■ **WHAT IS REQUIRED**:
Each line below should be reproduced without any alteration.

■ **ENTRIES PROVIDED**:
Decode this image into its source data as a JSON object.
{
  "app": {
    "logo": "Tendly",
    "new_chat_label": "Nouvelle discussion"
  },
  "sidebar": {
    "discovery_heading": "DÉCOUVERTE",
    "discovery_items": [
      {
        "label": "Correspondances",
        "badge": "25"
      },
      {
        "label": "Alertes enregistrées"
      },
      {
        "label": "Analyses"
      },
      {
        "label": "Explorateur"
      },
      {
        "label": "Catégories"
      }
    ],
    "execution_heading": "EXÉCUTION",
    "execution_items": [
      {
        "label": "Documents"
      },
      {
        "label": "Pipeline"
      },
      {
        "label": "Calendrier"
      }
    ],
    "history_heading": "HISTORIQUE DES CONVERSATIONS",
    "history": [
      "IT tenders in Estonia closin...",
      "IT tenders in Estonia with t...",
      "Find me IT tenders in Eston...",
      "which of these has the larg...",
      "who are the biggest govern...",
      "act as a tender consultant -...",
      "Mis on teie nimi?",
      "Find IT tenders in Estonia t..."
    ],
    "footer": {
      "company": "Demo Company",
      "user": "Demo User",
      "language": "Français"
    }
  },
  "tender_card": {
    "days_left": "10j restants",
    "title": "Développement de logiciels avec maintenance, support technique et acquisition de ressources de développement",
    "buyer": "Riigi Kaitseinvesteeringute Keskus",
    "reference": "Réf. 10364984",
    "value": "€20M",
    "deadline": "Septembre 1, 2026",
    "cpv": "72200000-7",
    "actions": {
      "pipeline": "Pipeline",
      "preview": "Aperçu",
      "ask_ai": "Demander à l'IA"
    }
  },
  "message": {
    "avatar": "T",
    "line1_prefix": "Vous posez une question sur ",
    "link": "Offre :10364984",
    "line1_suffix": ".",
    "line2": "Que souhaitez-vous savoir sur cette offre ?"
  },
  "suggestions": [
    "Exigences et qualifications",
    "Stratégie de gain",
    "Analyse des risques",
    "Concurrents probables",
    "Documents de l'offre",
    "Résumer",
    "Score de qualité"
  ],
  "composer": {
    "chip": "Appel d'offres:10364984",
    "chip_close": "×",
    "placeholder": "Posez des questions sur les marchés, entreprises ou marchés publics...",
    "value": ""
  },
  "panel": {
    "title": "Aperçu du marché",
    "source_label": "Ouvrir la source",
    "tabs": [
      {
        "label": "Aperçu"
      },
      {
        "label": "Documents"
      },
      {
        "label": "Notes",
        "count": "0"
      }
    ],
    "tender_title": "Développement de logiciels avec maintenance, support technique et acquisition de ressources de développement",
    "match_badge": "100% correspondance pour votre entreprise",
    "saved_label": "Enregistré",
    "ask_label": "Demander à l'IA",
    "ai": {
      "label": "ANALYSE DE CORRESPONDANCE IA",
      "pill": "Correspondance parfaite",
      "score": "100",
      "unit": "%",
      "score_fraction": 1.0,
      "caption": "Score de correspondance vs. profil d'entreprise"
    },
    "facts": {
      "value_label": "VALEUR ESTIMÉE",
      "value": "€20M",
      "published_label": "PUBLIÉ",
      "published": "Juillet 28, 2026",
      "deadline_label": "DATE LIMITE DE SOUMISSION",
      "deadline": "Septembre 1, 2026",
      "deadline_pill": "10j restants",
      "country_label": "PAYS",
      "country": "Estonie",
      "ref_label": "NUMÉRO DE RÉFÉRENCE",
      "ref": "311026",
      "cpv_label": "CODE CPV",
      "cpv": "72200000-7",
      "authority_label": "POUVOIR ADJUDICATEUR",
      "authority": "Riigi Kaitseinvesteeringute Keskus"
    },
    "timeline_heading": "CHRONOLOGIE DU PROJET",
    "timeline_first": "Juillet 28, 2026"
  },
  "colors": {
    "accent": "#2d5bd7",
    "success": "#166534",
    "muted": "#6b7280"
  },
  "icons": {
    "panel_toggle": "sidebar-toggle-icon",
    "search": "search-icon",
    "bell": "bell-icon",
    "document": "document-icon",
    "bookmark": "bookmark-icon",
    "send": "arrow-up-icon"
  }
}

■ **RESPONSE TO THE EXERCISE**:
Decode this image into its source data as a JSON object.
{
  "app": {
    "logo": "Tendly",
    "new_chat_label": "Nouvelle discussion"
  },
  "sidebar": {
    "discovery_heading": "DÉCOUVERTE",
    "discovery_items": [
      {
        "label": "Correspondances",
        "badge": "25"
      },
      {
        "label": "Alertes enregistrées"
      },
      {
        "label": "Analyses"
      },
      {
        "label": "Explorateur"
      },
      {
        "label": "Catégories"
      }
    ],
    "execution_heading": "EXÉCUTION",
    "execution_items": [
      {
        "label": "Documents"
      },
      {
        "label": "Pipeline"
      },
      {
        "label": "Calendrier"
      }
    ],
    "history_heading": "HISTORIQUE DES CONVERSATIONS",
    "history": [
      "IT tenders in Estonia closin...",
      "IT tenders in Estonia with t...",
      "Find me IT tenders in Eston...",
      "which of these has the larg...",
      "who are the biggest govern...",
      "act as a tender consultant -...",
      "Mis on teie nimi?",
      "Find IT tenders in Estonia t..."
    ],
    "footer": {
      "company": "Demo Company",
      "user": "Demo User",
      "language": "Français"
    }
  },
  "tender_card": {
    "days_left": "10j restants",
    "title": "Développement de logiciels avec maintenance, support technique et acquisition de ressources de développement",
    "buyer": "Riigi Kaitseinvesteeringute Keskus",
    "reference": "Réf. 10364984",
    "value": "€20M",
    "deadline": "Septembre 1, 2026",
    "cpv": "72200000-7",
    "actions": {
      "pipeline": "Pipeline",
      "preview": "Aperçu",
      "ask_ai": "Demander à l'IA"
    }
  },
  "message": {
    "avatar": "T",
    "line1_prefix": "Vous posez une question sur ",
    "link": "Offre :10364984",
    "line1_suffix": ".",
    "line2": "Que souhaitez-vous savoir sur cette offre ?"
  },
  "suggestions": [
    "Exigences et qualifications",
    "Stratégie de gain",
    "Analyse des risques",
    "Concurrents probables",
    "Documents de l'offre",
    "Résumer",
    "Score de qualité"
  ],
  "composer": {
    "chip": "Appel d'offres:10364984",
    "chip_close": "×",
    "placeholder": "Posez des questions sur les marchés, entreprises ou marchés publics...",
    "value": ""
  },
  "panel": {
    "title": "Aperçu du marché",
    "source_label": "Ouvrir la source",
    "tabs": [
      {
        "label": "Aperçu"
      },
      {
        "label": "Documents"
      },
      {
        "label": "Notes",
        "count": "0"
      }
    ],
    "tender_title": "Développement de logiciels avec maintenance, support technique et acquisition de ressources de développement",
    "match_badge": "100% correspondance pour votre entreprise",
    "saved_label": "Enregistré",
    "ask_label": "Demander à l'IA",
    "ai": {
      "label": "ANALYSE DE CORRESPONDANCE IA",
      "pill": "Correspondance parfaite",
      "score": "100",
      "unit": "%",
      "score_fraction": 1.0,
      "caption": "Score de correspondance vs. profil d'entreprise"
    },
    "facts": {
      "value_label": "VALEUR ESTIMÉE",
      "value": "€20M",
      "published_label": "PUBLIÉ",
      "published": "Juillet 28, 2026",
      "deadline_label": "DATE LIMITE DE SOUMISSION",
      "deadline": "Septembre 1, 2026",
      "deadline_pill": "10j restants",
      "country_label": "PAYS",
      "country": "Estonie",
      "ref_label": "NUMÉRO DE RÉFÉRENCE",
      "ref": "311026",
      "cpv_label": "CODE CPV",
      "cpv": "72200000-7",
      "authority_label": "POUVOIR ADJUDICATEUR",
      "authority": "Riigi Kaitseinvesteeringute Keskus"
    },
    "timeline_heading": "CHRONOLOGIE DU PROJET",
    "timeline_first": "Juillet 28, 2026"
  },
  "colors": {
    "accent": "#2d5bd7",
    "success": "#166534",
    "muted": "#6b7280"
  },
  "icons": {
    "panel_toggle": "sidebar-toggle-icon",
    "search": "search-icon",
    "bell": "bell-icon",
    "document": "document-icon",
    "bookmark": "bookmark-icon",
    "send": "arrow-up-icon"
  }
}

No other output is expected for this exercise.